20/01/2013 16:29 GMT | Updated 22/03/2013 05:12 GMT

This Cold-Hearted Welfare Bill Will Take Us Back to Dickensian Times

Even though it's January, and it's 2013, it feels like a Victorian Christmas. It's not just because of the beautiful snow, and the laughter of kids throwing snowballs. It's also because Britain is returning to levels of inequality not seen since the time of Dickens. And because of a welfare bill which makes Dickens's Christmas Carol feel disturbingly current:

"External heat and cold had little influence on Scrooge. No warmth could warm, no wintry weather chill him. No wind that blew was bitterer than he, no falling snow was more intent upon its purpose, no pelting rain less open to entreaty."

The Welfare Uprating Bill, which returns to the House of Commons on Monday for its third reading and report stage, is a cold-hearted bill. It will stop maintaining benefits by inflation rates and cap them at just one per cent for the next three years. When inflation is taken into account, this is a cut. Through our work on the ground with organisations like the Trussell Trust, we've seen a dramatic rise in the number of people resorting to food banks.

Last year 120,000 people in Britain relied on a food bank to stave off hunger. That's double the number the year before. And it is predicted to double this year again. Poverty in Britain is real, and it is getting worse. In a decent society, nobody should be forced to go to a food bank in order to feed their kids or be forced to go without heating when temperatures plummet. But even the government admits that this Bill alone will put 200,000 more children into poverty.

One third of the people whose benefits are being cut are out-of-work. Government figures show that most people who are out of work are out of work for months, not for years, which illustrates that they have not chosen a life on the dole. They need help in hard times as they look for a new job. They are people like the staff of the famous High Street stores now going bust every week. In our work with communities we find people want to work, and we support them in finding work: but we also find, as they do, that it is hard - especially hard, today.
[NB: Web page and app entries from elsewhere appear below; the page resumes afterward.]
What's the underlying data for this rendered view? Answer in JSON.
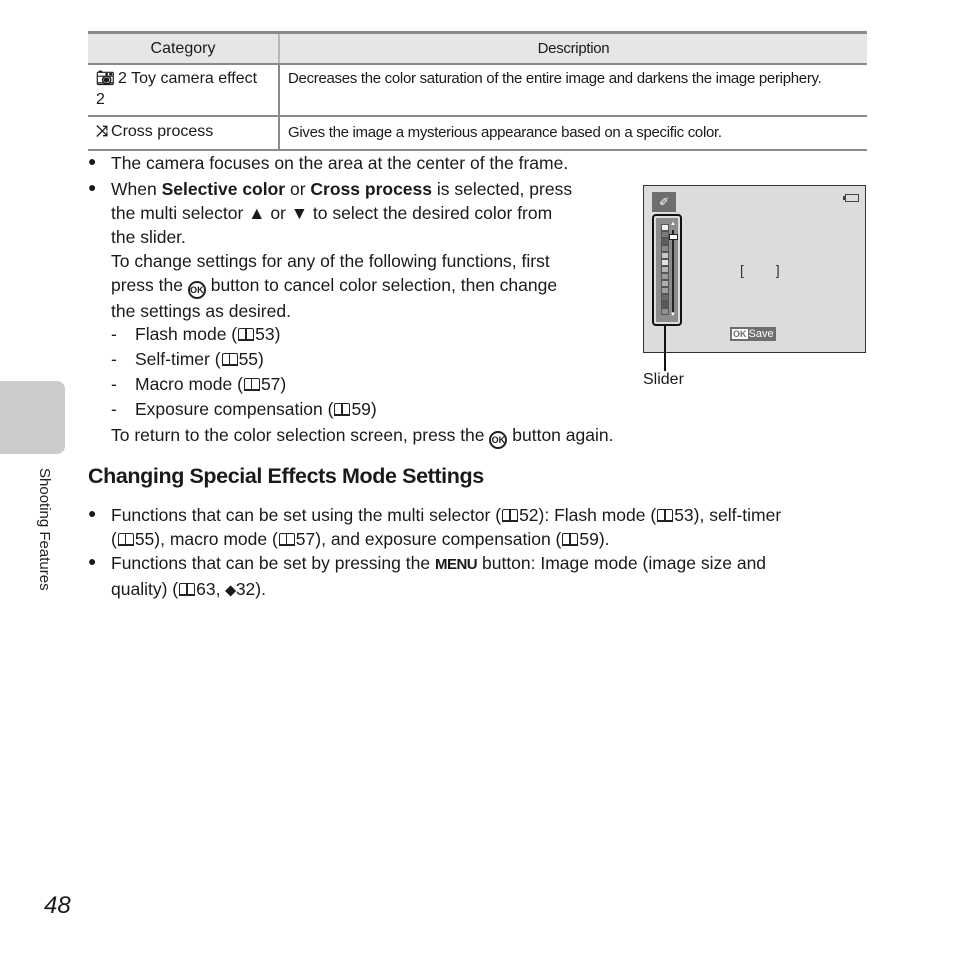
{
  "table": {
    "headers": [
      "Category",
      "Description"
    ],
    "rows": [
      {
        "icon": "toy-camera-2-icon",
        "icon_glyph": "⚇",
        "category": "2 Toy camera effect 2",
        "description": "Decreases the color saturation of the entire image and darkens the image periphery."
      },
      {
        "icon": "cross-process-icon",
        "icon_glyph": "⤨",
        "category": "Cross process",
        "description": "Gives the image a mysterious appearance based on a specific color."
      }
    ]
  },
  "bullets_top": [
    {
      "text": "The camera focuses on the area at the center of the frame."
    },
    {
      "parts": {
        "a": "When ",
        "b1": "Selective color",
        "c": " or ",
        "b2": "Cross process",
        "d": " is selected, press",
        "line2": "the multi selector ▲ or ▼ to select the desired color from",
        "line3": "the slider.",
        "line4": "To change settings for any of the following functions, first",
        "line5a": "press the ",
        "line5b": " button to cancel color selection, then change",
        "line6": "the settings as desired."
      }
    }
  ],
  "sub_items": [
    {
      "label": "Flash mode (",
      "page": "53)"
    },
    {
      "label": "Self-timer (",
      "page": "55)"
    },
    {
      "label": "Macro mode (",
      "page": "57)"
    },
    {
      "label": "Exposure compensation (",
      "page": "59)"
    }
  ],
  "return_line": {
    "a": "To return to the color selection screen, press the ",
    "b": " button again."
  },
  "ok_glyph": "OK",
  "section": {
    "title": "Changing Special Effects Mode Settings",
    "bullet1": {
      "a": "Functions that can be set using the multi selector (",
      "p1": "52): Flash mode (",
      "p2": "53), self-timer",
      "b": "(",
      "p3": "55), macro mode (",
      "p4": "57), and exposure compensation (",
      "p5": "59)."
    },
    "bullet2": {
      "a": "Functions that can be set by pressing the ",
      "menu": "MENU",
      "b": " button: Image mode (image size and",
      "c": "quality) (",
      "p1": "63, ",
      "glass": "⚇⚇",
      "p2": "32)."
    }
  },
  "camera_screen": {
    "save_ok": "OK",
    "save_label": "Save",
    "eyedropper_glyph": "✐",
    "focus_brackets": "[ ]",
    "slider_position": 0.05,
    "swatch_colors": [
      "#f0f0f0",
      "#7a7a7a",
      "#5e5e5e",
      "#8a8a8a",
      "#c8c8c8",
      "#e4e4e4",
      "#b4b4b4",
      "#9c9c9c",
      "#b0b0b0",
      "#a0a0a0",
      "#6a6a6a",
      "#5a5a5a",
      "#909090"
    ]
  },
  "slider_label": "Slider",
  "side_tab_label": "Shooting Features",
  "page_number": "48"
}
The other two thirds of the people whose benefits are being cut are in work. Yet wages are so low, rent so high, and even food prices growing at double the rate of inflation, that they still struggle to make ends meet. They are the cleaners who look after our offices, the nurses who take care of us when we are sick, the teachers who educate our children, the soldiers who put their lives on the line. The IFS have predicted that if the welfare uprating bill passes it could make seven million working households worse off. They are also the people on whom local economies depend. Slashing the incomes of those at the bottom is not just cold-hearted, it is also wrong-headed. It will depress the economy further.

And there is an alternative. We do have a choice. Rather than making the poorest people in Britain pay for the financial crisis, Oxfam proposes we should start at the top. People earning a million pounds a year should have their £40,000 tax cut cancelled. Out of control casino banking should be tempered by a Robin Hood tax to raise funds to tackle poverty. Tax dodging companies who pretend the money they make in Britain was really transacted in a tax haven should be made to pay their fair share, in full. This would balance the books, but not on the backs of the poor.

"Bah!' said Scrooge, "Humbug!'"